The 615’s Chuck Dauphin wrote a feature on Nikki Lane.
Jamey Johnson to Jewly Hight (the whole interview is well worth your time): “In my career, I’ve had the pleasure of getting to know a lot of my different heroes, and I can tell you that after meeting and spending time with guys like George Strait and Ray Price and Willie and Kris Kristofferson and Merle Haggard and Hank Williams Jr., there’s very few things that all of those guys have in common. The things that they do have in common, they all have, I’d say, an indomitable sense of self. It can’t be brought down. There’s nothin’ you’re gonna say or do that’s gonna make Hank Jr. stop bein’ Hank Jr., or make George Strait stop bein’ George Strait. So that tells me that all of the messages that I get from them through their songs or through their writing or through their day-to-day interactions with other people, that all of those messages right there are things about them that you can count on. That makes me aspire to be the same way.”

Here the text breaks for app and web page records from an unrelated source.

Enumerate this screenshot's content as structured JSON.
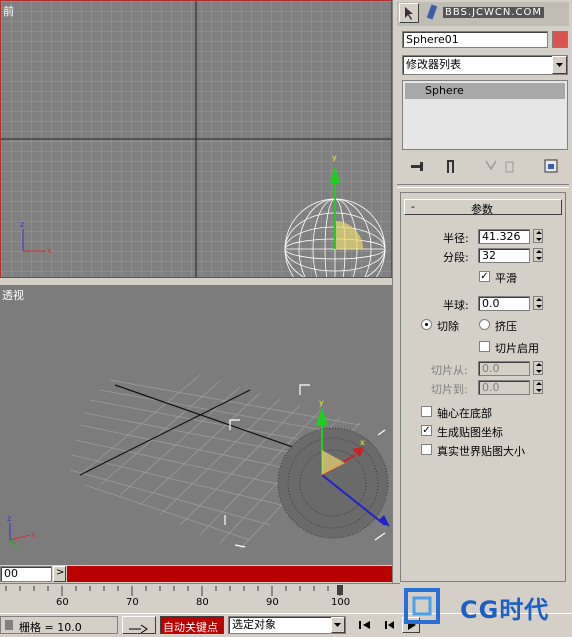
{
  "viewports": {
    "top": {
      "label": "前"
    },
    "bottom": {
      "label": "透视"
    }
  },
  "panel": {
    "brand": "BBS.JCWCN.COM",
    "object_name": "Sphere01",
    "object_color": "#d9534f",
    "modifier_list": "修改器列表",
    "stack_item": "Sphere",
    "rollout": {
      "collapse": "-",
      "title": "参数"
    },
    "params": {
      "radius_label": "半径:",
      "radius_value": "41.326",
      "segments_label": "分段:",
      "segments_value": "32",
      "smooth_label": "平滑",
      "smooth_checked": "✓",
      "hemisphere_label": "半球:",
      "hemisphere_value": "0.0",
      "chop_label": "切除",
      "squash_label": "挤压",
      "slice_on_label": "切片启用",
      "slice_from_label": "切片从:",
      "slice_from_value": "0.0",
      "slice_to_label": "切片到:",
      "slice_to_value": "0.0",
      "base_to_pivot_label": "轴心在底部",
      "gen_map_label": "生成贴图坐标",
      "gen_map_checked": "✓",
      "real_world_label": "真实世界贴图大小"
    }
  },
  "timeline": {
    "frame_field": "00",
    "arrow": ">",
    "ticks": [
      "60",
      "70",
      "80",
      "90",
      "100"
    ]
  },
  "statusbar": {
    "grid_label": "栅格 = 10.0",
    "autokey_label": "自动关键点",
    "selection_label": "选定对象"
  },
  "watermark": {
    "text": "CG时代"
  }
}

Peter Cooper’s new column is all about national treasure Jean Shepard and her book, Down Through the Years.
The lineup for the 2014 Trans-Pecos Festival of Music and Love (which will be held in Marfa, Texas from September 25-28) looks pretty killer, with Elizabeth Cook, The Old 97s, Robert Ellis, and more slated to perform.
Members of the John Henry Historical Society are restoring an old building in Talcott, West Virginia to serve as a museum dedicated to the steel-driving folk hero. (h/t Jeff)
Edd Hurt of The Nashville Scene penned a feature on Cowboy Jack Clement’s final record, For Once and For All, which comes out next week.
Dallas Davidson was arrested in Nashville early this morning for disorderly conduct and public intoxication. TMZ reports that Davidson was challenging “various people” to fight and shouting racial and homophobic slurs.
If you’re interested in learning about the business strategies of Nashville’s top managers, check out Holly Gleason’s neat new article, “When It Comes to Music City Management Styles, It’s Different Strokes for Different Folks.”
On September 27, Carrie Underwood will headline the Global Citizen Festival in Central Park.
American Songwriter looks at “Sweet Amarillo,” the newest Bob Dylan/Old Crow Medicine Show song.
Music City Roots relocated from the Loveless Café to The Factory at Franklin. Last night was their first show in the new location.
Next week’s episode of Drunk History will focus on American music; here’s a clip from the episode that portrays the first meeting between Kris Kristofferson and Johnny Cash. Not too long ago, Drunk History delivered a pretty funny sketch about Dolly Parton and Porter Wagoner, so this should be a fun episode.
Here’s a new video for Bruce Robison and Kelly Willis’ recording of “Motor City Man.”
Juli Thanki is the editor of Engine 145 and a freelance writer whose work has appeared in the Washington Post, Bluegrass Unlimited, and M Music & Musicians Magazine. In 2011 she received the International Bluegrass Music Association Print Media Person of the Year award.